REQUIRED WORK: Without any images, output the records below verbatim.

RECORDS PROVIDED:

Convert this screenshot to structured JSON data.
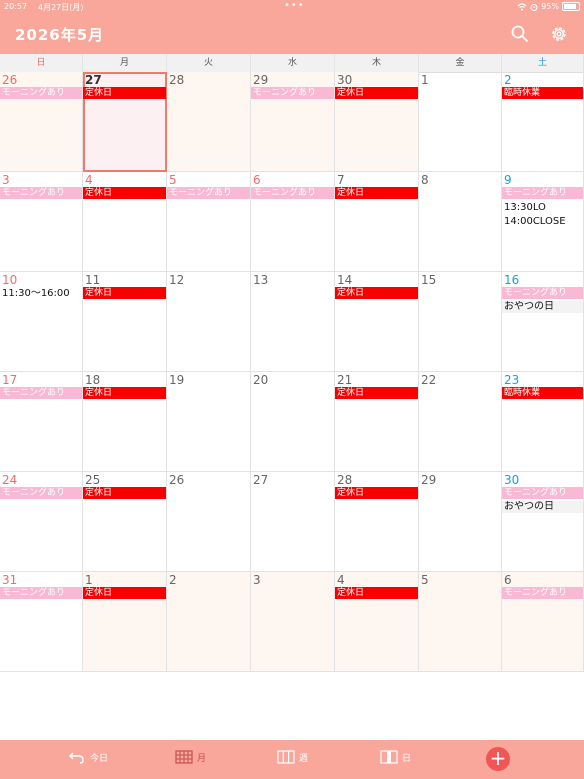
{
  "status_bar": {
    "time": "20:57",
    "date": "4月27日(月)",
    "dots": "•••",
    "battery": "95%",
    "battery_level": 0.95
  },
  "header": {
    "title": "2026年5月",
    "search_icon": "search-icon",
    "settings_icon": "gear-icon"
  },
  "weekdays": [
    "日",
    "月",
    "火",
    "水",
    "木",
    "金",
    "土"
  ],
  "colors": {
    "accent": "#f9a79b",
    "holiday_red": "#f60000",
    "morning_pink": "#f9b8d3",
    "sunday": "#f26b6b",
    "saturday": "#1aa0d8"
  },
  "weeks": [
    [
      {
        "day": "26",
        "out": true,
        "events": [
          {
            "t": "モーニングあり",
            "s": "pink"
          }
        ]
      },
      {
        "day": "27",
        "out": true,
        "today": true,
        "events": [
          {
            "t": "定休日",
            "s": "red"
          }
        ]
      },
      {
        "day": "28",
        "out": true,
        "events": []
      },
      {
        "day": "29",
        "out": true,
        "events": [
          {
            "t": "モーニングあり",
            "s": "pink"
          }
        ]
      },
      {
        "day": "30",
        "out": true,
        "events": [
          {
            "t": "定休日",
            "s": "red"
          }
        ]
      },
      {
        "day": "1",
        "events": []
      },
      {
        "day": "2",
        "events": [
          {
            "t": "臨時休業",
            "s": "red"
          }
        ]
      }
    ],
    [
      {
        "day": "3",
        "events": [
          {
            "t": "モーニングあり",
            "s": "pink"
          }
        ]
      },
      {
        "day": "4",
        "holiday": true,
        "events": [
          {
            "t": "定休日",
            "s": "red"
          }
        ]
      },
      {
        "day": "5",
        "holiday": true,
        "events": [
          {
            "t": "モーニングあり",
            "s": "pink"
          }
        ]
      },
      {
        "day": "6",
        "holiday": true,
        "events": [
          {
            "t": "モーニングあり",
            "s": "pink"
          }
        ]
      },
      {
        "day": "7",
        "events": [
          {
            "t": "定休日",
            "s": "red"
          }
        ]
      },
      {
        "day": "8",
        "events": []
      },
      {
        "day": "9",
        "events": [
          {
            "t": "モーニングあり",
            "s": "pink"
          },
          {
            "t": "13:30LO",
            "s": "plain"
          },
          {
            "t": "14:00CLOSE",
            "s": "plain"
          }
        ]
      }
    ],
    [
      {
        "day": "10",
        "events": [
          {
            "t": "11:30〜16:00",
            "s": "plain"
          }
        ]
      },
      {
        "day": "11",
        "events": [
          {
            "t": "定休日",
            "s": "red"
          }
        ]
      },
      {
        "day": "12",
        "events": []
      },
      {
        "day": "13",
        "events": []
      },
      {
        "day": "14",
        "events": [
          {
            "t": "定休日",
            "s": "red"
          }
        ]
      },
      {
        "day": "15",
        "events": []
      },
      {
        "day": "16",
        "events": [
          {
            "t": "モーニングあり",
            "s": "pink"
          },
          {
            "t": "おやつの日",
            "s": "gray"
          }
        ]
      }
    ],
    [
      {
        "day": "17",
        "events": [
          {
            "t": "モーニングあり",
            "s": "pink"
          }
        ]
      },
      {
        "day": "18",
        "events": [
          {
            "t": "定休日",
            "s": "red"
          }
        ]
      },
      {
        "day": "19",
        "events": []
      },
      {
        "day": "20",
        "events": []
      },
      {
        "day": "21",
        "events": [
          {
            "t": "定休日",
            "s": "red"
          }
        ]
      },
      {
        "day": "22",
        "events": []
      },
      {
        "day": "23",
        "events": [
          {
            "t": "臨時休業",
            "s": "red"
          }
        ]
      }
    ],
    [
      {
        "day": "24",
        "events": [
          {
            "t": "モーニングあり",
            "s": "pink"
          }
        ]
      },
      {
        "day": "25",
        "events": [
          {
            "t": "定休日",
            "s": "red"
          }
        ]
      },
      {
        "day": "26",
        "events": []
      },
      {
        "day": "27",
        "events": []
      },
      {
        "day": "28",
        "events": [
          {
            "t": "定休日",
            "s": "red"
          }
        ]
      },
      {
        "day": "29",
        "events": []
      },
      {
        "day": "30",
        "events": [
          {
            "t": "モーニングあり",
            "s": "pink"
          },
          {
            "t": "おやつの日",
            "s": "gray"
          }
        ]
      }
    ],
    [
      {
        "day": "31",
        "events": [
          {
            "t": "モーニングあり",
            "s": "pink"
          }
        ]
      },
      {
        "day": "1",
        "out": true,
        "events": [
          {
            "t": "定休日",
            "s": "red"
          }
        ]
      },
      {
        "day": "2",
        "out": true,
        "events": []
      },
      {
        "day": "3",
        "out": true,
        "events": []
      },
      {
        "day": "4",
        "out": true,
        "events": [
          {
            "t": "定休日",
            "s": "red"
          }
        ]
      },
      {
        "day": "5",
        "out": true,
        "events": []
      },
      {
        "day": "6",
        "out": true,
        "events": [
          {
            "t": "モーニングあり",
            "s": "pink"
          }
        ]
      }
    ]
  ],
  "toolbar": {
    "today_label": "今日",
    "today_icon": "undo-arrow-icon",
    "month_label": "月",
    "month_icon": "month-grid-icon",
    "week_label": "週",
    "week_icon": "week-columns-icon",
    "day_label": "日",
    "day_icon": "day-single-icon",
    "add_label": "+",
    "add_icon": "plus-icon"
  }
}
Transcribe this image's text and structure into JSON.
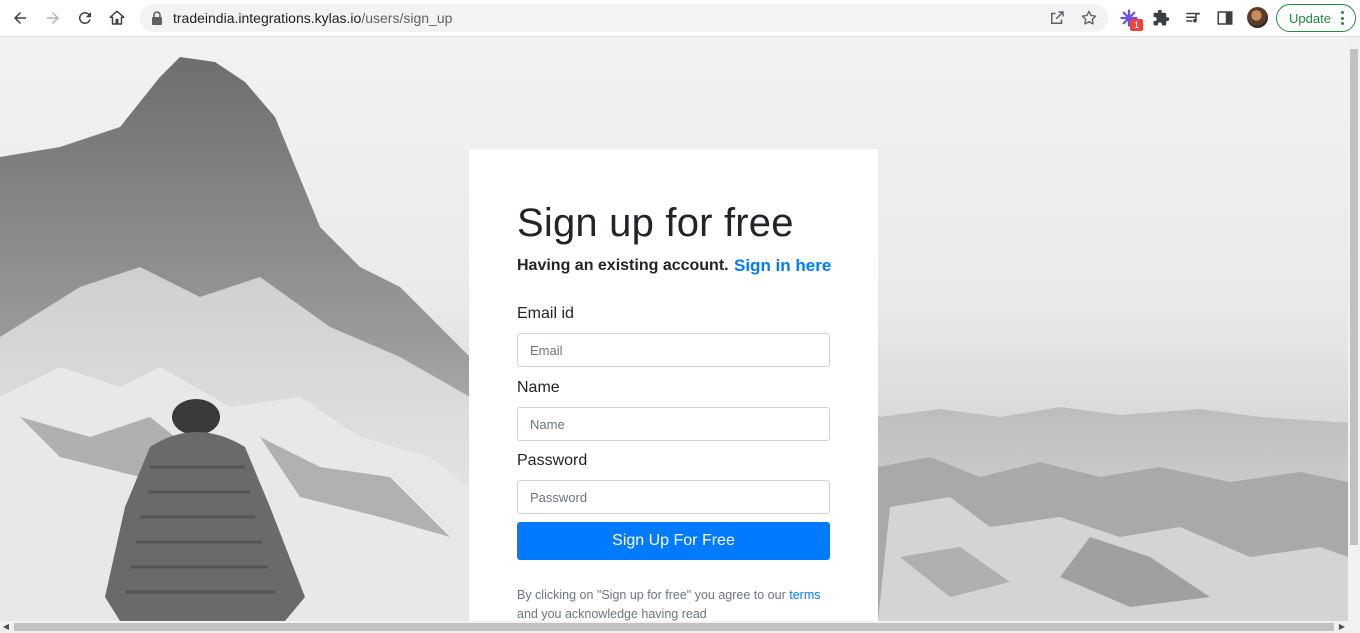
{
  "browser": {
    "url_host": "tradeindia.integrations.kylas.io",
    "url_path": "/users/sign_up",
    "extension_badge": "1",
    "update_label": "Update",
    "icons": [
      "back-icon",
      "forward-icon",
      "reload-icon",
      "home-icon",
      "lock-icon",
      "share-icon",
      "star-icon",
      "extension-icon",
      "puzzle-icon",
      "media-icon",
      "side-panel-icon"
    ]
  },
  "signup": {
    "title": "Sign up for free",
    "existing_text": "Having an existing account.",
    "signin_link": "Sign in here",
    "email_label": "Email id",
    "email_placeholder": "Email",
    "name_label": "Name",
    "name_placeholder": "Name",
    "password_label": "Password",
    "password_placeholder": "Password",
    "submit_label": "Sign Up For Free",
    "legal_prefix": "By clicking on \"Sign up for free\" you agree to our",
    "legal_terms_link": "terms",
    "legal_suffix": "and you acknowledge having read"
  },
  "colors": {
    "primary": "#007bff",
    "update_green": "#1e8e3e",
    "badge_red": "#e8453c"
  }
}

COMPLETED EXERCISE:
Convert this screenshot to structured JSON data.
{
  "status_bar": {
    "time": "20:57",
    "date": "4月27日(月)",
    "dots": "•••",
    "battery": "95%",
    "battery_level": 0.95
  },
  "header": {
    "title": "2026年5月",
    "search_icon": "search-icon",
    "settings_icon": "gear-icon"
  },
  "weekdays": [
    "日",
    "月",
    "火",
    "水",
    "木",
    "金",
    "土"
  ],
  "colors": {
    "accent": "#f9a79b",
    "holiday_red": "#f60000",
    "morning_pink": "#f9b8d3",
    "sunday": "#f26b6b",
    "saturday": "#1aa0d8"
  },
  "weeks": [
    [
      {
        "day": "26",
        "out": true,
        "events": [
          {
            "t": "モーニングあり",
            "s": "pink"
          }
        ]
      },
      {
        "day": "27",
        "out": true,
        "today": true,
        "events": [
          {
            "t": "定休日",
            "s": "red"
          }
        ]
      },
      {
        "day": "28",
        "out": true,
        "events": []
      },
      {
        "day": "29",
        "out": true,
        "events": [
          {
            "t": "モーニングあり",
            "s": "pink"
          }
        ]
      },
      {
        "day": "30",
        "out": true,
        "events": [
          {
            "t": "定休日",
            "s": "red"
          }
        ]
      },
      {
        "day": "1",
        "events": []
      },
      {
        "day": "2",
        "events": [
          {
            "t": "臨時休業",
            "s": "red"
          }
        ]
      }
    ],
    [
      {
        "day": "3",
        "events": [
          {
            "t": "モーニングあり",
            "s": "pink"
          }
        ]
      },
      {
        "day": "4",
        "holiday": true,
        "events": [
          {
            "t": "定休日",
            "s": "red"
          }
        ]
      },
      {
        "day": "5",
        "holiday": true,
        "events": [
          {
            "t": "モーニングあり",
            "s": "pink"
          }
        ]
      },
      {
        "day": "6",
        "holiday": true,
        "events": [
          {
            "t": "モーニングあり",
            "s": "pink"
          }
        ]
      },
      {
        "day": "7",
        "events": [
          {
            "t": "定休日",
            "s": "red"
          }
        ]
      },
      {
        "day": "8",
        "events": []
      },
      {
        "day": "9",
        "events": [
          {
            "t": "モーニングあり",
            "s": "pink"
          },
          {
            "t": "13:30LO",
            "s": "plain"
          },
          {
            "t": "14:00CLOSE",
            "s": "plain"
          }
        ]
      }
    ],
    [
      {
        "day": "10",
        "events": [
          {
            "t": "11:30〜16:00",
            "s": "plain"
          }
        ]
      },
      {
        "day": "11",
        "events": [
          {
            "t": "定休日",
            "s": "red"
          }
        ]
      },
      {
        "day": "12",
        "events": []
      },
      {
        "day": "13",
        "events": []
      },
      {
        "day": "14",
        "events": [
          {
            "t": "定休日",
            "s": "red"
          }
        ]
      },
      {
        "day": "15",
        "events": []
      },
      {
        "day": "16",
        "events": [
          {
            "t": "モーニングあり",
            "s": "pink"
          },
          {
            "t": "おやつの日",
            "s": "gray"
          }
        ]
      }
    ],
    [
      {
        "day": "17",
        "events": [
          {
            "t": "モーニングあり",
            "s": "pink"
          }
        ]
      },
      {
        "day": "18",
        "events": [
          {
            "t": "定休日",
            "s": "red"
          }
        ]
      },
      {
        "day": "19",
        "events": []
      },
      {
        "day": "20",
        "events": []
      },
      {
        "day": "21",
        "events": [
          {
            "t": "定休日",
            "s": "red"
          }
        ]
      },
      {
        "day": "22",
        "events": []
      },
      {
        "day": "23",
        "events": [
          {
            "t": "臨時休業",
            "s": "red"
          }
        ]
      }
    ],
    [
      {
        "day": "24",
        "events": [
          {
            "t": "モーニングあり",
            "s": "pink"
          }
        ]
      },
      {
        "day": "25",
        "events": [
          {
            "t": "定休日",
            "s": "red"
          }
        ]
      },
      {
        "day": "26",
        "events": []
      },
      {
        "day": "27",
        "events": []
      },
      {
        "day": "28",
        "events": [
          {
            "t": "定休日",
            "s": "red"
          }
        ]
      },
      {
        "day": "29",
        "events": []
      },
      {
        "day": "30",
        "events": [
          {
            "t": "モーニングあり",
            "s": "pink"
          },
          {
            "t": "おやつの日",
            "s": "gray"
          }
        ]
      }
    ],
    [
      {
        "day": "31",
        "events": [
          {
            "t": "モーニングあり",
            "s": "pink"
          }
        ]
      },
      {
        "day": "1",
        "out": true,
        "events": [
          {
            "t": "定休日",
            "s": "red"
          }
        ]
      },
      {
        "day": "2",
        "out": true,
        "events": []
      },
      {
        "day": "3",
        "out": true,
        "events": []
      },
      {
        "day": "4",
        "out": true,
        "events": [
          {
            "t": "定休日",
            "s": "red"
          }
        ]
      },
      {
        "day": "5",
        "out": true,
        "events": []
      },
      {
        "day": "6",
        "out": true,
        "events": [
          {
            "t": "モーニングあり",
            "s": "pink"
          }
        ]
      }
    ]
  ],
  "toolbar": {
    "today_label": "今日",
    "today_icon": "undo-arrow-icon",
    "month_label": "月",
    "month_icon": "month-grid-icon",
    "week_label": "週",
    "week_icon": "week-columns-icon",
    "day_label": "日",
    "day_icon": "day-single-icon",
    "add_label": "+",
    "add_icon": "plus-icon"
  }
}
Transcribe this image's text and structure into JSON.
{
  "browser": {
    "url_host": "tradeindia.integrations.kylas.io",
    "url_path": "/users/sign_up",
    "extension_badge": "1",
    "update_label": "Update",
    "icons": [
      "back-icon",
      "forward-icon",
      "reload-icon",
      "home-icon",
      "lock-icon",
      "share-icon",
      "star-icon",
      "extension-icon",
      "puzzle-icon",
      "media-icon",
      "side-panel-icon"
    ]
  },
  "signup": {
    "title": "Sign up for free",
    "existing_text": "Having an existing account.",
    "signin_link": "Sign in here",
    "email_label": "Email id",
    "email_placeholder": "Email",
    "name_label": "Name",
    "name_placeholder": "Name",
    "password_label": "Password",
    "password_placeholder": "Password",
    "submit_label": "Sign Up For Free",
    "legal_prefix": "By clicking on \"Sign up for free\" you agree to our",
    "legal_terms_link": "terms",
    "legal_suffix": "and you acknowledge having read"
  },
  "colors": {
    "primary": "#007bff",
    "update_green": "#1e8e3e",
    "badge_red": "#e8453c"
  }
}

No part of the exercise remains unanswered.